▶ [Description of the task]: Go line by line through the entries and show those that hold the string "chevron".

Entries taken from a collection:
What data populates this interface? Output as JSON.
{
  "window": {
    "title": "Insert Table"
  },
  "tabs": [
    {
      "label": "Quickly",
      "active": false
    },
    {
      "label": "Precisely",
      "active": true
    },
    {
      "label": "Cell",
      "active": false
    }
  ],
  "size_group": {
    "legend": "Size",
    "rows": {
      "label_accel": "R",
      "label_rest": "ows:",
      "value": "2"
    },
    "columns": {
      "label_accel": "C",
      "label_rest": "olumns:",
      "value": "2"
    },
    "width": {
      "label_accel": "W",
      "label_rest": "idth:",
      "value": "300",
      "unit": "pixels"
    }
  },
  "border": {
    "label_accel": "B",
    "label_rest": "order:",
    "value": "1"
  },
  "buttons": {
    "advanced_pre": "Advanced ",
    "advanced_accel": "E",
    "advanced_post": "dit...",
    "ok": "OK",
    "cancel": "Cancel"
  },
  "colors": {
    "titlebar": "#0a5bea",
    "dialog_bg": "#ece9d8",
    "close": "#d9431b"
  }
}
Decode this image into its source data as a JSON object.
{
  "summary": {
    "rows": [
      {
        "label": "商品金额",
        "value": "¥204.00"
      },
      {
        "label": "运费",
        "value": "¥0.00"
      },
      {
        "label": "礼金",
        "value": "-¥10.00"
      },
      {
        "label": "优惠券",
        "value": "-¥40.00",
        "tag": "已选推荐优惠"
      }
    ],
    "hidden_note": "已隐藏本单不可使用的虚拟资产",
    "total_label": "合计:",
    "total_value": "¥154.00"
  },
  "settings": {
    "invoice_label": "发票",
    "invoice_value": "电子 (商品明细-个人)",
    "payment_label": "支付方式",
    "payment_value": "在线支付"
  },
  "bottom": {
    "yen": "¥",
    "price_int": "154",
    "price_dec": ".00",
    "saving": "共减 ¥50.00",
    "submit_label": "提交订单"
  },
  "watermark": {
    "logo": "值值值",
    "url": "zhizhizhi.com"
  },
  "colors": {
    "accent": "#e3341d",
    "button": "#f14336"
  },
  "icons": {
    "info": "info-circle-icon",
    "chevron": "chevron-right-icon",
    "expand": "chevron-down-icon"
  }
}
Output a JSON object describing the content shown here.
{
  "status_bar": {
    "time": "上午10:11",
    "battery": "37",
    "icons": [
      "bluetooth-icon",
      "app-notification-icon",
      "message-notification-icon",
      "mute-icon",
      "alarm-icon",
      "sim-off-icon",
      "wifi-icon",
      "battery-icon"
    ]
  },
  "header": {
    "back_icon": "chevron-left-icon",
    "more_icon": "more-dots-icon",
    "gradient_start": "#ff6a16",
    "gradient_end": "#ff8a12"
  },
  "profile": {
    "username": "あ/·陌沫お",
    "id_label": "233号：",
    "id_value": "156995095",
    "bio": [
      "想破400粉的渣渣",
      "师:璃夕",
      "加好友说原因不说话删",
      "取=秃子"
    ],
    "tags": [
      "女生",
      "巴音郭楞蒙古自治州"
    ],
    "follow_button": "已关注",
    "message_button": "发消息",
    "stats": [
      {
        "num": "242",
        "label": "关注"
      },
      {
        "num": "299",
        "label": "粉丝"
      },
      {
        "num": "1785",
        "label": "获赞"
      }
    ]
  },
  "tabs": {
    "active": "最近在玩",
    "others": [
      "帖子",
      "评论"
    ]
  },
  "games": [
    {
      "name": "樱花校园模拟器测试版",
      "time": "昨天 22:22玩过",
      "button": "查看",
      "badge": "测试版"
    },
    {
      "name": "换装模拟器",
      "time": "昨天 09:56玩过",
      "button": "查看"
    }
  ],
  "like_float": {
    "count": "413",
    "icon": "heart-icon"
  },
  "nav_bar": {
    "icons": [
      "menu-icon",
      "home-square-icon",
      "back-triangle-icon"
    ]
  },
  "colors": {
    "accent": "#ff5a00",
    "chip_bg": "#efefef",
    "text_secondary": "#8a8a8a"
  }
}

▶ [Reply to the task]:
    "chevron": "chevron-right-icon",
    "expand": "chevron-down-icon"
    "back_icon": "chevron-left-icon",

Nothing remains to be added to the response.